**Task prompt**
In the listing below, find each line that holds "profile" and list it.

**Exercise input**
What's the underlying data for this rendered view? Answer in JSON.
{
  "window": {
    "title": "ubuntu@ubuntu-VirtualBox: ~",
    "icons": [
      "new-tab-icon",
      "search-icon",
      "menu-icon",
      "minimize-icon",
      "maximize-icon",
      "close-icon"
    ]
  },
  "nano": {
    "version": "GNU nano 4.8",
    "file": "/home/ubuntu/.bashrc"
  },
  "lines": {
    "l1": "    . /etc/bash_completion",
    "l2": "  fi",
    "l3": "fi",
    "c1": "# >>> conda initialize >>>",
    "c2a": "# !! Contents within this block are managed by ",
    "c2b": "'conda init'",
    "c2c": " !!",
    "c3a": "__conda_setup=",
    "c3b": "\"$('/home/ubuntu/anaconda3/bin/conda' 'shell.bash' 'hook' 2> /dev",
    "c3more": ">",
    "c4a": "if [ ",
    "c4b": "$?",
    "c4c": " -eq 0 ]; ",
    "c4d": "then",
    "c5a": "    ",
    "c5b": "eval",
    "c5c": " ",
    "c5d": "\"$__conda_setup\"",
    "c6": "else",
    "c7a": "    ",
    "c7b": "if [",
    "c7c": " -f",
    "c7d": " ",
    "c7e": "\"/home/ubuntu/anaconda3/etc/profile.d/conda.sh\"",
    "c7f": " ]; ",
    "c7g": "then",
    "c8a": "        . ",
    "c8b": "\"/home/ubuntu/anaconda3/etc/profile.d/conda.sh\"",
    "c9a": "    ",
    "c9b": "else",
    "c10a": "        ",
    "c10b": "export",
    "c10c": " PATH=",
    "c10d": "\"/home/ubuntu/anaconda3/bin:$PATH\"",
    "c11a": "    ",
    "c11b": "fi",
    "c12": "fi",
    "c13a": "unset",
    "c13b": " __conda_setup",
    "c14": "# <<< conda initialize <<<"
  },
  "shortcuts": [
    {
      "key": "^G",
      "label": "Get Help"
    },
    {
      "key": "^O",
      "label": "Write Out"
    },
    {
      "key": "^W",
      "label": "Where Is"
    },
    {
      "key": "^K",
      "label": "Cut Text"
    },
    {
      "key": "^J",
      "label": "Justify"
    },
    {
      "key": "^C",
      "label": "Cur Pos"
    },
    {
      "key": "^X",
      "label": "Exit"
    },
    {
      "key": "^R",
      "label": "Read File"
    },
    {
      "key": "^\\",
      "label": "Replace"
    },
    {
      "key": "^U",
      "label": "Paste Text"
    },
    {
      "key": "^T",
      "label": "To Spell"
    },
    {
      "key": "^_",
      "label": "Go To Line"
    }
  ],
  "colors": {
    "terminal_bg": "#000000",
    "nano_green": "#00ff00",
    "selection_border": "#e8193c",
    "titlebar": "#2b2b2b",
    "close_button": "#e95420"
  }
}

**Exercise answer**
    "c7e": "\"/home/ubuntu/anaconda3/etc/profile.d/conda.sh\"",
    "c8b": "\"/home/ubuntu/anaconda3/etc/profile.d/conda.sh\"",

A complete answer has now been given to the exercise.